Saturday, September 3, 2011
Indian Society and Its inherent characters (contd-1)
"That unity , imposed by the British Sword, will now be strengthened perpetuated by the electric telegraph. The army organised and trained by the British drill-sergeant, was the sine qua non of Indian self-emancipation and of India causing to be the prey of the first foreign intruder. The free press introduced for the first time into Asiatic society, and managed principally by the common offspring of Hindus and Europeans, is a new powerful agent of reconstruction. The zamindary and Riotwari themselves, abominable as they are , involve two distance forms of private property in hand - the great desideratum of Asiatic society.From the Indian natives reluctantly and sparingly educated at Calcutta, under English superintendence, a fresh class is springing up, endowed with the requirements for Government, and imbued with European science. . Steam has brought India into regular rapid communication with Europe, has connected its chief ports with those of the whole south eastern ocean and has rev indicated it from the isolated position which is the prime law of its stagnation.The day is not far distant when, by a combination of railways and steam vessels the distance between England and India, measured by time, will be shortened to eight days and when that once fabulous country will thus be actually annexed to the western world.
Marx gave a pre-eminent role to the construction of railways in fulfilling the mission of "regeneration" by the British in India. Marx saw in the introduction of railways a step that would help bring about a total change in the traditional image of India:
It is notorious that the productive powers of India are paralysed by the utter want of means of conveying and exchanging its various produce. Nowhere, more than in India, do we meet with social destitution in the midst of natural plenty for for want of means of exchange ....The introduction of railroads may be easily made to sub serve agricultural purposes by the formation of tanks where ground is required for embankment and by the conveyance of water along different lines.
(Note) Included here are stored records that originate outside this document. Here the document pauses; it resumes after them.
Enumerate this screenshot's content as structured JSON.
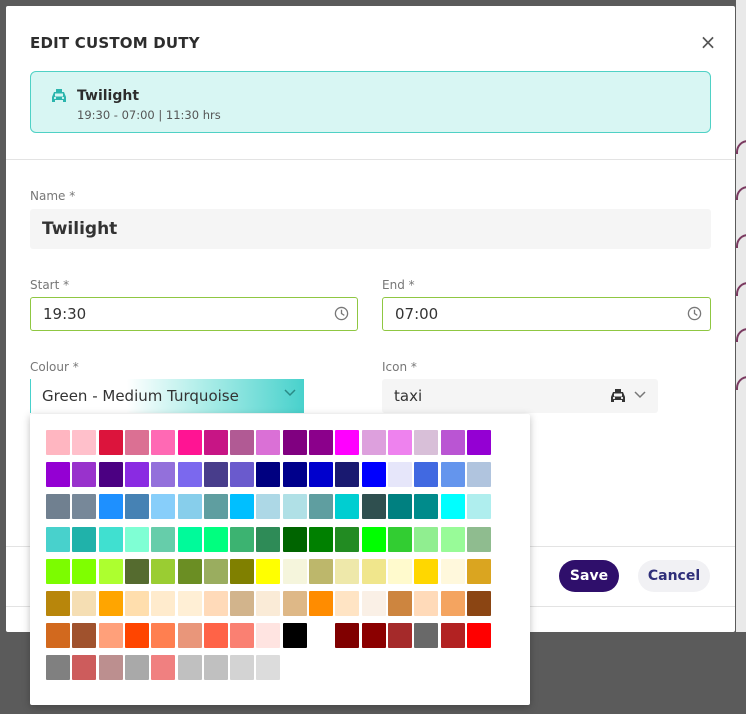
{
  "dialog": {
    "title": "EDIT CUSTOM DUTY",
    "close_label": "×"
  },
  "preview": {
    "icon": "taxi-icon",
    "name": "Twilight",
    "details": "19:30 - 07:00 | 11:30 hrs"
  },
  "form": {
    "name_label": "Name *",
    "name_value": "Twilight",
    "start_label": "Start *",
    "start_value": "19:30",
    "end_label": "End *",
    "end_value": "07:00",
    "colour_label": "Colour *",
    "colour_value": "Green - Medium Turquoise",
    "icon_label": "Icon *",
    "icon_value": "taxi"
  },
  "actions": {
    "save_label": "Save",
    "cancel_label": "Cancel"
  },
  "colors": {
    "accent": "#48d1cc",
    "valid_border": "#8fc742",
    "primary_button": "#2f0f6b"
  },
  "palette": {
    "rows": [
      [
        "#ffb6c1",
        "#ffc0cb",
        "#dc143c",
        "#db7093",
        "#ff69b4",
        "#ff1493",
        "#c71585",
        "#b15a94",
        "#da70d6",
        "#800080",
        "#8b008b",
        "#ff00ff",
        "#dda0dd",
        "#ee82ee",
        "#d8bfd8",
        "#ba55d3",
        "#9400d3"
      ],
      [
        "#9400d3",
        "#9932cc",
        "#4b0082",
        "#8a2be2",
        "#9370db",
        "#7b68ee",
        "#483d8b",
        "#6a5acd",
        "#000080",
        "#00008b",
        "#0000cd",
        "#191970",
        "#0000ff",
        "#e6e6fa",
        "#4169e1",
        "#6495ed",
        "#b0c4de"
      ],
      [
        "#708090",
        "#778899",
        "#1e90ff",
        "#4682b4",
        "#87cefa",
        "#87ceeb",
        "#5f9ea0",
        "#00bfff",
        "#add8e6",
        "#b0e0e6",
        "#5f9ea0",
        "#00ced1",
        "#2f4f4f",
        "#008080",
        "#008b8b",
        "#00ffff",
        "#afeeee"
      ],
      [
        "#48d1cc",
        "#20b2aa",
        "#40e0d0",
        "#7fffd4",
        "#66cdaa",
        "#00fa9a",
        "#00ff7f",
        "#3cb371",
        "#2e8b57",
        "#006400",
        "#008000",
        "#228b22",
        "#00ff00",
        "#32cd32",
        "#90ee90",
        "#98fb98",
        "#8fbc8f"
      ],
      [
        "#7cfc00",
        "#7fff00",
        "#adff2f",
        "#556b2f",
        "#9acd32",
        "#6b8e23",
        "#9aad5f",
        "#808000",
        "#ffff00",
        "#f5f5dc",
        "#bdb76b",
        "#eee8aa",
        "#f0e68c",
        "#fffacd",
        "#ffd700",
        "#fff8dc",
        "#daa520"
      ],
      [
        "#b8860b",
        "#f5deb3",
        "#ffa500",
        "#ffdead",
        "#ffebcd",
        "#ffefd5",
        "#ffdab9",
        "#d2b48c",
        "#faebd7",
        "#deb887",
        "#ff8c00",
        "#ffe4c4",
        "#faf0e6",
        "#cd853f",
        "#ffdab9",
        "#f4a460",
        "#8b4513"
      ],
      [
        "#d2691e",
        "#a0522d",
        "#ffa07a",
        "#ff4500",
        "#ff7f50",
        "#e9967a",
        "#ff6347",
        "#fa8072",
        "#ffe4e1",
        "#000000",
        "#ffffff",
        "#800000",
        "#8b0000",
        "#a52a2a",
        "#696969",
        "#b22222",
        "#ff0000"
      ],
      [
        "#808080",
        "#cd5c5c",
        "#bc8f8f",
        "#a9a9a9",
        "#f08080",
        "#c0c0c0",
        "#c0c0c0",
        "#d3d3d3",
        "#dcdcdc"
      ]
    ]
  }
}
Thus irrigation, the sine quo non of farming in the East might be greatly extended and the frequently recurring local famines , arising from the want of water, would be averted.
The importance of railways does not end with this . It is the beginning of the process which the Marx characterizes as the "laying of the material foundations of society". Marx continues :